Home > News > Nanotubes are widely applicable
February 8th, 2007
Nanotubes are widely applicable
Technology seems to follow a trend of exponential downsizing. Not more than 60 years ago, computers took up entire rooms. Current processors with more power than those ancient behemoths can fit on the surface of a dime.
Now, science has advanced so far that researchers are working at an atomic scale. Nanotechnology is a rapidly growing field, and carbon nanotubes are at the forefront of that field. Nanotubes are nothing more than carbon atoms, precisely aligned to form a regular cylindrical pattern.
Just as carbon-composed diamonds are incredibly strong, carbon nanotubes possess outstanding strength, heat conductance, and unique electrical properties.
Unzipped nanotubes unlock potential for batteries: Rice University lab combines graphene nanoribbons with tin oxide for improved anodes June 13th, 2013
The Diabetes ‘Breathalyzer’: Pitt chemists demonstrate sensor technology that could detect and monitor diabetes through breath analysis alone June 10th, 2013
Los Alamos catalyst could jumpstart e-cars, green energy: The new material has the highest oxygen reduction reaction (ORR) activity in alkaline media of any non-precious metal catalyst developed to date June 4th, 2013
Even with Defects, Graphene is Strongest Material in the World: New Study Reveals Strength of CVD Graphene May 31st, 2013
Production of Bioactive Material for Quick Treatment of Bone Damages June 19th, 2013
3-D printing could lead to tiny medical implants, electronics, robots, more June 18th, 2013
Pioneering breakthrough of chemical nanoengineering to design drugs controlled by light June 18th, 2013
New Method to Synthesize Zinc Oxide Nanoparticles with High Catalytic Activity June 18th, 2013
Yes, nanoscience can enhance humans – but ethical guidelines must be agreed: People 'enhanced' into spider-climbing individuals with hugely projected breasts and Einstein-brains… Where will it stop?
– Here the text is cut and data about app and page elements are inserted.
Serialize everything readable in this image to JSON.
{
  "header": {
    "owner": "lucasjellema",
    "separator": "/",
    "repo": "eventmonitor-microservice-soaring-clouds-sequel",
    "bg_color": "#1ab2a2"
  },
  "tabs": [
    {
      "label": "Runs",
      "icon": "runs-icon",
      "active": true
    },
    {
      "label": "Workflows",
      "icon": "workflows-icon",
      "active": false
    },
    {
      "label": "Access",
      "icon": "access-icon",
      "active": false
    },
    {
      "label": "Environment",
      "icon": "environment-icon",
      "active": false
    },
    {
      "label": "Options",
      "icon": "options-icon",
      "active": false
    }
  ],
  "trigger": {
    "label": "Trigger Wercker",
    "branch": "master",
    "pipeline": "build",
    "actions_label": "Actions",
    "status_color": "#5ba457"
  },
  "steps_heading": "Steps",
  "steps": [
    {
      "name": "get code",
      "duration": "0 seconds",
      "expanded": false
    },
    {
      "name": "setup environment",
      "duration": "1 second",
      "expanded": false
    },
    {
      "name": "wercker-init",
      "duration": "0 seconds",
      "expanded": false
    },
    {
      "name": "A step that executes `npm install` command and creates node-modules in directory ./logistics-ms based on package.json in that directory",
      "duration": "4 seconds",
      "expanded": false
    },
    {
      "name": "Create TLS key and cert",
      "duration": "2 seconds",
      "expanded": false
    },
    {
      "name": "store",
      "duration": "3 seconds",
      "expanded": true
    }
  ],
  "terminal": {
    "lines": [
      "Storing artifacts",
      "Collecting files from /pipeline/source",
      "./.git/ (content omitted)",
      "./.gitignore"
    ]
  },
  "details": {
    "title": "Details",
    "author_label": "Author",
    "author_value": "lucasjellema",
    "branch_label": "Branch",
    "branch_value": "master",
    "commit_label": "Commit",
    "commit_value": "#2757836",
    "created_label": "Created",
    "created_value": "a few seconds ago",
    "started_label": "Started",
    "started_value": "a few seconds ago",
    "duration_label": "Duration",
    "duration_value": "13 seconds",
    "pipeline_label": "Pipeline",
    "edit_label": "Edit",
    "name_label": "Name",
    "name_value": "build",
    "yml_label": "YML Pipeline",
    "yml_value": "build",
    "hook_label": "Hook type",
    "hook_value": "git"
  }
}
June 5th, 2013
Heinrich Rohrer dies at 79; a father of nanotechnology: With IBM colleague Gerd Binnig, Rohrer invented the scanning tunneling microscope, which can show individual atoms on a surface and move them around May 23rd, 2013
Oh, Christmas tree, oh Christmas tree: A nano end for Christmas tree needles January 2nd, 2013
INIC Inks MoU to Apply Nanotechnology in Iran's Carpet Industry December 18th, 2012